Your instructions: Show every line of the data where the word "this" can be found.

Component data from apps and pages
○ ○ ○ ○
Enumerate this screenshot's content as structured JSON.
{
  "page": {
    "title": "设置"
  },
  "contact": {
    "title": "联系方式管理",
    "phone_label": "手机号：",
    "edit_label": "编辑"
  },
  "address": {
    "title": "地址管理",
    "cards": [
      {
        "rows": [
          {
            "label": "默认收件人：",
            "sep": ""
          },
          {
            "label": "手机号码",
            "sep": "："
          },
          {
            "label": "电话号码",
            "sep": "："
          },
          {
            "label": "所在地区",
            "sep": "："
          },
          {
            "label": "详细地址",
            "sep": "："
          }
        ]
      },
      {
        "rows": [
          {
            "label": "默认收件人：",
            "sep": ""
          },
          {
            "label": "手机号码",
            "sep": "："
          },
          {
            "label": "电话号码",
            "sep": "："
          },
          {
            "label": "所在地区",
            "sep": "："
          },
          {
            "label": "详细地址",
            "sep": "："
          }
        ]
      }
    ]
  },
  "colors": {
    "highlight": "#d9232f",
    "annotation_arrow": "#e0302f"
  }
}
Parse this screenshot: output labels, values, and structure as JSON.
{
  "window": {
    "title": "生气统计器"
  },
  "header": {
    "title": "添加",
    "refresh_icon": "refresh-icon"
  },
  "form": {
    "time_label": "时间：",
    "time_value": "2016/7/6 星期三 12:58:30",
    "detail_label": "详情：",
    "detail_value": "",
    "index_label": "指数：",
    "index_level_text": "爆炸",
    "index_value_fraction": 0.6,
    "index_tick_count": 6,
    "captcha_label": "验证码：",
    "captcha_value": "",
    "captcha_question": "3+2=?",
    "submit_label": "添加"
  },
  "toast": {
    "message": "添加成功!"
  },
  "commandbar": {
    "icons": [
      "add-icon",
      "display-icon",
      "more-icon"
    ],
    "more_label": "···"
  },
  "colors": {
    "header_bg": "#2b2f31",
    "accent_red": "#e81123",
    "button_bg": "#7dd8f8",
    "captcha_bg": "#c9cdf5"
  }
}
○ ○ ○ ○
Expected answer:
Enumerate this screenshot's content as structured JSON.
Parse this screenshot: output labels, values, and structure as JSON.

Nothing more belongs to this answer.